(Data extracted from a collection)
==============================

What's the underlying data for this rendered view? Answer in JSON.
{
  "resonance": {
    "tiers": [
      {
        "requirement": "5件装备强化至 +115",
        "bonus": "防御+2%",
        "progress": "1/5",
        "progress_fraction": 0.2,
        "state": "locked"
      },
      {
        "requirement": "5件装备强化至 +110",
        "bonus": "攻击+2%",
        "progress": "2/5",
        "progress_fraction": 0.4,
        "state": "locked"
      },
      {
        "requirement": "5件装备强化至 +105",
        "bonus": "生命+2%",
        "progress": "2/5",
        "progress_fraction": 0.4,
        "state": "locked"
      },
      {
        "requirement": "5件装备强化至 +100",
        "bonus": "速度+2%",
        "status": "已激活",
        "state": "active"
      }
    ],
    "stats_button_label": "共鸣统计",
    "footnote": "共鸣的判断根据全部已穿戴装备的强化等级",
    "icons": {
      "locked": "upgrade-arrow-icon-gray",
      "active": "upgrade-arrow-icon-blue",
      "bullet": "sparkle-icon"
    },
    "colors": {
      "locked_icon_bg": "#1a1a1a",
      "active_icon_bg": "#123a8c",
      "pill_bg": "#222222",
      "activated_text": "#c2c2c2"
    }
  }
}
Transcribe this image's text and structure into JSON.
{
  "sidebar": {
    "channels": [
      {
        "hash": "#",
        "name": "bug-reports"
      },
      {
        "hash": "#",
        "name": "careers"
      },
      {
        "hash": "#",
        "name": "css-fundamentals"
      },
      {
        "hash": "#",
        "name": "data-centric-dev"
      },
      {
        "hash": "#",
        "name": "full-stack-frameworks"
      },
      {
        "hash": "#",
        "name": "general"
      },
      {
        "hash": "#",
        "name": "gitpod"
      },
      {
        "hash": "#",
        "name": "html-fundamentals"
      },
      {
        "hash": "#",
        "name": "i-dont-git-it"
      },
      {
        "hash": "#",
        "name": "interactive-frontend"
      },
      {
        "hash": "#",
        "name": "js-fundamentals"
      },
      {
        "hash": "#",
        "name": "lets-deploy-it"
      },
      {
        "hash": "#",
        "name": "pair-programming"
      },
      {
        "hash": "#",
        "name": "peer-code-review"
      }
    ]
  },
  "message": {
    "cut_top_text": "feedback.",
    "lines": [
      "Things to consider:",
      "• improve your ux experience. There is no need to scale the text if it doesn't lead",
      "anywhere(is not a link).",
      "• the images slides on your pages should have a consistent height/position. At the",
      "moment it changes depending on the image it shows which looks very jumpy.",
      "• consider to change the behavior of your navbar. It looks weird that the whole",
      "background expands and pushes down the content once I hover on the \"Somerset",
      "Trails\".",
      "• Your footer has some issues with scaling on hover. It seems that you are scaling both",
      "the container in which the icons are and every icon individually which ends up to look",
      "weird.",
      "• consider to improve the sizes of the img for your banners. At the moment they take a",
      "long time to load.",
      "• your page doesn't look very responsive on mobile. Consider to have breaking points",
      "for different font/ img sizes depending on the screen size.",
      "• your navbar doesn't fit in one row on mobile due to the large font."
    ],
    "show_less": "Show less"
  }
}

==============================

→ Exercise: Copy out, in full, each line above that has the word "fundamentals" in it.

→ Result for this exercise:
        "name": "css-fundamentals"
        "name": "html-fundamentals"
        "name": "js-fundamentals"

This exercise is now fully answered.